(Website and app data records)
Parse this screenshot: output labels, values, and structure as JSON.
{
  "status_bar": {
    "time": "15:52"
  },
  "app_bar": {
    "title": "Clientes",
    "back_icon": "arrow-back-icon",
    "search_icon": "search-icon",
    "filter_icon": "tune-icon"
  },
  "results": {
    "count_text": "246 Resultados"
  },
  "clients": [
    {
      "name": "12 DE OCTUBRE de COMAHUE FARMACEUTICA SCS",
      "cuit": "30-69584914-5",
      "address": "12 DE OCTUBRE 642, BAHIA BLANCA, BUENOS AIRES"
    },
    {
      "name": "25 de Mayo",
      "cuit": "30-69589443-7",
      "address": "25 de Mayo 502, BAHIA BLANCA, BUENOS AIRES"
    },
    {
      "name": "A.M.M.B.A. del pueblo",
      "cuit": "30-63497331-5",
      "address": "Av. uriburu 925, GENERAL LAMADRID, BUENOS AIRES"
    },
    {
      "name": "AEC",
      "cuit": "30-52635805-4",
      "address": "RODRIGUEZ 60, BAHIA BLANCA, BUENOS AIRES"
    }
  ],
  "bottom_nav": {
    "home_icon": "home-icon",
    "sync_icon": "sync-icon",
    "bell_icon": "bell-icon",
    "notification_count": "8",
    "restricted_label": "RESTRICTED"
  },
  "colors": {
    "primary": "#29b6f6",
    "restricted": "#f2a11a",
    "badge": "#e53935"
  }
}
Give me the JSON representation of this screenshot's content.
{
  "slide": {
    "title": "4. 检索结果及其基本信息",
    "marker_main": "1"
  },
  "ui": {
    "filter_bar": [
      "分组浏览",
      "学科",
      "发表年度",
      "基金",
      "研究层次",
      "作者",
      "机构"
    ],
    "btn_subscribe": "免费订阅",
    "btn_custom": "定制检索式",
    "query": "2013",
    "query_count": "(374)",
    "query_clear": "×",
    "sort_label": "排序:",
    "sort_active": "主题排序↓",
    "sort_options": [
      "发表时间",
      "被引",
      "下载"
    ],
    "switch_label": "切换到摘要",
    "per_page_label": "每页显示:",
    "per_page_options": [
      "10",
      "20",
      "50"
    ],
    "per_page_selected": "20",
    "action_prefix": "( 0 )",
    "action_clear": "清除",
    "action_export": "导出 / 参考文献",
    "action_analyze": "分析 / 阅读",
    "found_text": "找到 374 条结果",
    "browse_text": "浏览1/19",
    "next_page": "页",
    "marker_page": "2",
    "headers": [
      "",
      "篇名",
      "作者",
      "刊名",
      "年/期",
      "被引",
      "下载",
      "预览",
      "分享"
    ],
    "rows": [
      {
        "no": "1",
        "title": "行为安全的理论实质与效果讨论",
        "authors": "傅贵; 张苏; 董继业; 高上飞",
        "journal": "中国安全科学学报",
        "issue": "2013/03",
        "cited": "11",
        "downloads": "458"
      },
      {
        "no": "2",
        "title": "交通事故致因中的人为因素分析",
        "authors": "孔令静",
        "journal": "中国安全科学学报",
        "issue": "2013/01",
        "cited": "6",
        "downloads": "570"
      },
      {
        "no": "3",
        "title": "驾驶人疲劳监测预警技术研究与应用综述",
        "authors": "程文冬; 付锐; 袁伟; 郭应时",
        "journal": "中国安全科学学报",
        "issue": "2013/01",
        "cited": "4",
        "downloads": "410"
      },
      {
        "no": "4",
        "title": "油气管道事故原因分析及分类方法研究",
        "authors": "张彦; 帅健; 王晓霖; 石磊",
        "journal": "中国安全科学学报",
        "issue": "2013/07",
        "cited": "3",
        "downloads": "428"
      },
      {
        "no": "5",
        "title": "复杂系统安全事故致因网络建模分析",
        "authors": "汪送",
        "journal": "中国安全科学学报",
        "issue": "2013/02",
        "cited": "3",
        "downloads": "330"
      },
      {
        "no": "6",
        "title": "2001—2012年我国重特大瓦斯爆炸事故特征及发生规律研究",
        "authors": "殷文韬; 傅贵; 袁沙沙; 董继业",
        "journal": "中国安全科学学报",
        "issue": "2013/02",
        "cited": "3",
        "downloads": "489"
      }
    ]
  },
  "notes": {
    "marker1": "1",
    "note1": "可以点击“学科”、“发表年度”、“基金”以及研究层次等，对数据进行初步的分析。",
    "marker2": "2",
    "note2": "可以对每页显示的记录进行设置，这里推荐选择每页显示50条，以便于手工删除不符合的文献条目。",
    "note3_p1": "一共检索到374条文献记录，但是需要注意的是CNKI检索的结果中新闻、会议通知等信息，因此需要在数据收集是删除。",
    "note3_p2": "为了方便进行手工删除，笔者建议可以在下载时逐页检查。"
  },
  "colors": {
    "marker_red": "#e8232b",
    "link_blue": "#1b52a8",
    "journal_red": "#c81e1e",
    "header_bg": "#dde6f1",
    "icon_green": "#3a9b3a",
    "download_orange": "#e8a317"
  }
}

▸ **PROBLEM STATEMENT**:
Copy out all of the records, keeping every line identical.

▸ **REPLY**:
Parse this screenshot: output labels, values, and structure as JSON.
{
  "status_bar": {
    "time": "15:52"
  },
  "app_bar": {
    "title": "Clientes",
    "back_icon": "arrow-back-icon",
    "search_icon": "search-icon",
    "filter_icon": "tune-icon"
  },
  "results": {
    "count_text": "246 Resultados"
  },
  "clients": [
    {
      "name": "12 DE OCTUBRE de COMAHUE FARMACEUTICA SCS",
      "cuit": "30-69584914-5",
      "address": "12 DE OCTUBRE 642, BAHIA BLANCA, BUENOS AIRES"
    },
    {
      "name": "25 de Mayo",
      "cuit": "30-69589443-7",
      "address": "25 de Mayo 502, BAHIA BLANCA, BUENOS AIRES"
    },
    {
      "name": "A.M.M.B.A. del pueblo",
      "cuit": "30-63497331-5",
      "address": "Av. uriburu 925, GENERAL LAMADRID, BUENOS AIRES"
    },
    {
      "name": "AEC",
      "cuit": "30-52635805-4",
      "address": "RODRIGUEZ 60, BAHIA BLANCA, BUENOS AIRES"
    }
  ],
  "bottom_nav": {
    "home_icon": "home-icon",
    "sync_icon": "sync-icon",
    "bell_icon": "bell-icon",
    "notification_count": "8",
    "restricted_label": "RESTRICTED"
  },
  "colors": {
    "primary": "#29b6f6",
    "restricted": "#f2a11a",
    "badge": "#e53935"
  }
}
Give me the JSON representation of this screenshot's content.
{
  "slide": {
    "title": "4. 检索结果及其基本信息",
    "marker_main": "1"
  },
  "ui": {
    "filter_bar": [
      "分组浏览",
      "学科",
      "发表年度",
      "基金",
      "研究层次",
      "作者",
      "机构"
    ],
    "btn_subscribe": "免费订阅",
    "btn_custom": "定制检索式",
    "query": "2013",
    "query_count": "(374)",
    "query_clear": "×",
    "sort_label": "排序:",
    "sort_active": "主题排序↓",
    "sort_options": [
      "发表时间",
      "被引",
      "下载"
    ],
    "switch_label": "切换到摘要",
    "per_page_label": "每页显示:",
    "per_page_options": [
      "10",
      "20",
      "50"
    ],
    "per_page_selected": "20",
    "action_prefix": "( 0 )",
    "action_clear": "清除",
    "action_export": "导出 / 参考文献",
    "action_analyze": "分析 / 阅读",
    "found_text": "找到 374 条结果",
    "browse_text": "浏览1/19",
    "next_page": "页",
    "marker_page": "2",
    "headers": [
      "",
      "篇名",
      "作者",
      "刊名",
      "年/期",
      "被引",
      "下载",
      "预览",
      "分享"
    ],
    "rows": [
      {
        "no": "1",
        "title": "行为安全的理论实质与效果讨论",
        "authors": "傅贵; 张苏; 董继业; 高上飞",
        "journal": "中国安全科学学报",
        "issue": "2013/03",
        "cited": "11",
        "downloads": "458"
      },
      {
        "no": "2",
        "title": "交通事故致因中的人为因素分析",
        "authors": "孔令静",
        "journal": "中国安全科学学报",
        "issue": "2013/01",
        "cited": "6",
        "downloads": "570"
      },
      {
        "no": "3",
        "title": "驾驶人疲劳监测预警技术研究与应用综述",
        "authors": "程文冬; 付锐; 袁伟; 郭应时",
        "journal": "中国安全科学学报",
        "issue": "2013/01",
        "cited": "4",
        "downloads": "410"
      },
      {
        "no": "4",
        "title": "油气管道事故原因分析及分类方法研究",
        "authors": "张彦; 帅健; 王晓霖; 石磊",
        "journal": "中国安全科学学报",
        "issue": "2013/07",
        "cited": "3",
        "downloads": "428"
      },
      {
        "no": "5",
        "title": "复杂系统安全事故致因网络建模分析",
        "authors": "汪送",
        "journal": "中国安全科学学报",
        "issue": "2013/02",
        "cited": "3",
        "downloads": "330"
      },
      {
        "no": "6",
        "title": "2001—2012年我国重特大瓦斯爆炸事故特征及发生规律研究",
        "authors": "殷文韬; 傅贵; 袁沙沙; 董继业",
        "journal": "中国安全科学学报",
        "issue": "2013/02",
        "cited": "3",
        "downloads": "489"
      }
    ]
  },
  "notes": {
    "marker1": "1",
    "note1": "可以点击“学科”、“发表年度”、“基金”以及研究层次等，对数据进行初步的分析。",
    "marker2": "2",
    "note2": "可以对每页显示的记录进行设置，这里推荐选择每页显示50条，以便于手工删除不符合的文献条目。",
    "note3_p1": "一共检索到374条文献记录，但是需要注意的是CNKI检索的结果中新闻、会议通知等信息，因此需要在数据收集是删除。",
    "note3_p2": "为了方便进行手工删除，笔者建议可以在下载时逐页检查。"
  },
  "colors": {
    "marker_red": "#e8232b",
    "link_blue": "#1b52a8",
    "journal_red": "#c81e1e",
    "header_bg": "#dde6f1",
    "icon_green": "#3a9b3a",
    "download_orange": "#e8a317"
  }
}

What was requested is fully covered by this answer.